urged FERC not to apply the Mobile-Sierra presumption. FERC, however,
ruled that the Mobile-Sierra presumption applied, and then declined to
adjust the rates, finding that they did not harm the public interest. In so
doing, FERC rejected the suggestion that the energy suppliers’ alleged unlawful
market manipulation had harmed the public interest, even though it was
purportedly partly to blame for destabilizing the California energy markets.
The purchasers appealed to the Ninth Circuit, which significantly narrowed
the reach of the Mobile-Sierra presumption, and then remanded the cases
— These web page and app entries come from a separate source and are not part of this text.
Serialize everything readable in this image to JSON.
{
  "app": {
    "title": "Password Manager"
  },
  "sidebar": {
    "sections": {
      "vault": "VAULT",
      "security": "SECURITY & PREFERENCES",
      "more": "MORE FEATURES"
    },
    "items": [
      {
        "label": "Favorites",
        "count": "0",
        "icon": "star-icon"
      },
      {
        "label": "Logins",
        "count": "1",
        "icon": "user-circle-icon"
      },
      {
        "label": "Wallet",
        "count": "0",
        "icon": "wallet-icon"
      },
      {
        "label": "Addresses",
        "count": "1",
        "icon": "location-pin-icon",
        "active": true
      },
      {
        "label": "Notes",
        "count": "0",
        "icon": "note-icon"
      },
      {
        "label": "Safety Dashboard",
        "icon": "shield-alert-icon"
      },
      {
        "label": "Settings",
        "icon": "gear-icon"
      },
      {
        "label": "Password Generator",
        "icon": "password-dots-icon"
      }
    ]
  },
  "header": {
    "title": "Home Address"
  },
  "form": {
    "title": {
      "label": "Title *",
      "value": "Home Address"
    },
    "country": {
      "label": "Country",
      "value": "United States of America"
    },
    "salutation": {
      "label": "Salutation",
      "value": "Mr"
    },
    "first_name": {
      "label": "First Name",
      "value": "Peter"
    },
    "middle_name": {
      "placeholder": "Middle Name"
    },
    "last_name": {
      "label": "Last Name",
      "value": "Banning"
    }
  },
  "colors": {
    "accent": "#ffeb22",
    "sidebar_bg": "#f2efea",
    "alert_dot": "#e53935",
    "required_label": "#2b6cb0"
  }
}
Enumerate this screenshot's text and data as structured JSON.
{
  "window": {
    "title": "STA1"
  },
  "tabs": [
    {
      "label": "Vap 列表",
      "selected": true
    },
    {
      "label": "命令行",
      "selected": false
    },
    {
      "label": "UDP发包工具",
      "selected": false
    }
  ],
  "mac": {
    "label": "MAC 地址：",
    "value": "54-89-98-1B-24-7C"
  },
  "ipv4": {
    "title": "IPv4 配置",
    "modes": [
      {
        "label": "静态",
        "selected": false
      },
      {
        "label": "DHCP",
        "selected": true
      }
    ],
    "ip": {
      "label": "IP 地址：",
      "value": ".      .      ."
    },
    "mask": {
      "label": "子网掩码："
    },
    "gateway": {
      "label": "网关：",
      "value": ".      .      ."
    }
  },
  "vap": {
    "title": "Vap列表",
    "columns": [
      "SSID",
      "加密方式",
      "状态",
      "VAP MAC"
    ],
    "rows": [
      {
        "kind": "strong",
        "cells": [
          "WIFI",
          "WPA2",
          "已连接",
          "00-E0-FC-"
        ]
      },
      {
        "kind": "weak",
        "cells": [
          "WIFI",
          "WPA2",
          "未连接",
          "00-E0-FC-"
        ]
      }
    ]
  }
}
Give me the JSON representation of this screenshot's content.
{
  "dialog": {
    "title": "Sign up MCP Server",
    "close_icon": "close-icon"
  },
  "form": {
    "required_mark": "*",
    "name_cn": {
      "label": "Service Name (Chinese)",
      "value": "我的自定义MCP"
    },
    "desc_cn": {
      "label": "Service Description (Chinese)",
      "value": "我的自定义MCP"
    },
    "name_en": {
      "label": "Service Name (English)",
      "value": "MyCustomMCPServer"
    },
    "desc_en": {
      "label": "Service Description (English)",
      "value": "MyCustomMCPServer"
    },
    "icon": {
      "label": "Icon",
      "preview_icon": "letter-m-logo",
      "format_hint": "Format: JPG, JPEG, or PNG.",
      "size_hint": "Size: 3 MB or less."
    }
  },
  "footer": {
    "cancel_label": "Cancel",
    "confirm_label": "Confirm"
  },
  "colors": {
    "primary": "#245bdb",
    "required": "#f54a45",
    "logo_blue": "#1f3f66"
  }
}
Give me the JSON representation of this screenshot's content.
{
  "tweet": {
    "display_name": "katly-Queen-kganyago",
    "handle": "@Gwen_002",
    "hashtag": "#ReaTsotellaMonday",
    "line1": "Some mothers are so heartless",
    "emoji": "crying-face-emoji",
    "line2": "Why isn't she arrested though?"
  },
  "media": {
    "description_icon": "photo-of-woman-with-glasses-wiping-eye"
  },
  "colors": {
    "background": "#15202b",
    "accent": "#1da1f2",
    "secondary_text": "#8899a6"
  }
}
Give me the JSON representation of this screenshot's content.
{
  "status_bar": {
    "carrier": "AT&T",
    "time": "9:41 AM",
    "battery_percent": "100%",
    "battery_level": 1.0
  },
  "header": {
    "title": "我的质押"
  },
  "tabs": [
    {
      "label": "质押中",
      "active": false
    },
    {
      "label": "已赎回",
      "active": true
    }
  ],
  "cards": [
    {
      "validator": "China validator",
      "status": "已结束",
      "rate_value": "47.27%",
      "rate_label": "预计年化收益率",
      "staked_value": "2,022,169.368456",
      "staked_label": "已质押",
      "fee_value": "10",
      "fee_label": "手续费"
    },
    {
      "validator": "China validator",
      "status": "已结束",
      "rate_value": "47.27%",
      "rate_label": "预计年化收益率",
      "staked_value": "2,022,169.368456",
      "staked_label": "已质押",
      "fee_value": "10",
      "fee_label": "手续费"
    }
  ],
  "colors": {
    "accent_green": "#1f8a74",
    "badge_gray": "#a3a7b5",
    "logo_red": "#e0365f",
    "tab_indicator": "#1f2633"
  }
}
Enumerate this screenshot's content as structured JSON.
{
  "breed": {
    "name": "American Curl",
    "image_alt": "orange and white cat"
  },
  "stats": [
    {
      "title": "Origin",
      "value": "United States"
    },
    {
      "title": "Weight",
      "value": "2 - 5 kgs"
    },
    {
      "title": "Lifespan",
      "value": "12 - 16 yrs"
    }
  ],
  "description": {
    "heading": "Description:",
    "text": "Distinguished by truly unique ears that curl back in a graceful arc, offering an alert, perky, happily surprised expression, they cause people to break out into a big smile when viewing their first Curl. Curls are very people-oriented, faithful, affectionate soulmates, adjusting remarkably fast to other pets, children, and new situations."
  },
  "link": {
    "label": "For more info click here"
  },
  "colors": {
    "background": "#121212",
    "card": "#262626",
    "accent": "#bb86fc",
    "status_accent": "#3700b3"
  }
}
to FERC for further review. The Ninth Circuit held (1) that the
Mobile-Sierra presumption does not apply unless FERC has first approved the
contract rates in light of the market conditions under which the contract was
formed; and (2) that a purchaser challenging a high rate can overcome the
Mobile-Sierra presumption merely by demonstrating that the rate fell
outside a “zone of reasonableness.”
The Supreme Court, per Justice Scalia, affirmed the judgment of the Ninth
Circuit, but upon different grounds. First, the Court held that FERC had
correctly decided to apply the Mobile-Sierra presumption to the
market-based rate contracts at issue, even though FERC had not approved the
rates to begin with. The Court stated that the Mobile-Sierra
presumption applies whenever an electricity contract rate is challenged under
the FPA—even if the contract is already in force. The Court stated that “the
just-and-reasonable standard . . . applies regardless of when the contract is
reviewed.” Slip op. at 17.
Second, the Court held that the Ninth Circuit’s modification of the
Mobile-Sierra presumption for purchasers of electricity challenging high
rates (as opposed to suppliers challenging low rates) was contrary to the
purpose of the FPA. While high rates may be painful to some purchasers and their
consumers in the short run, to invalidate such contracts based on a
reasonableness test “would threaten to inject more volatility into the
electricity market by undermining a key source of stability,” i.e.,
mutually agreed-upon contract prices. Slip op., at 22. The Court emphasized that
only “unequivocal public necessity” or “extraordinary circumstances” can justify
setting aside such arms-length contracts. Id.
Nonetheless, the Court remanded the cases to FERC for further consideration
after the Court found two deficiencies in FERC’s prior proceedings. First, the
Court directed FERC to consider not just the contracts’ short-term effects on
consumer prices, but also the long-term effects. For example, if rates for the
purchasers’ consumers will remain excessively high over the long term, the
public’s interest in paying reasonable rates may outweigh the contracts’
positive effect on market stability, thus justifying the invalidation of the
contract rates. Second, the Court directed FERC to amplify why it found that the
energy suppliers’ allegedly unlawful market manipulation did not affect the
contracts at issue. The Court held that if FERC could determine that such
“causality has been established, the Mobile-Sierra presumption should
not apply.” Slip op. at 26.
Justice Ginsburg filed an opinion concurring in part and concurring in the
judgment. Justice Stevens filed a dissenting opinion in which Justice Souter
joined. The Chief Justice and Justice Breyer took no part in the consideration
or decision of the cases.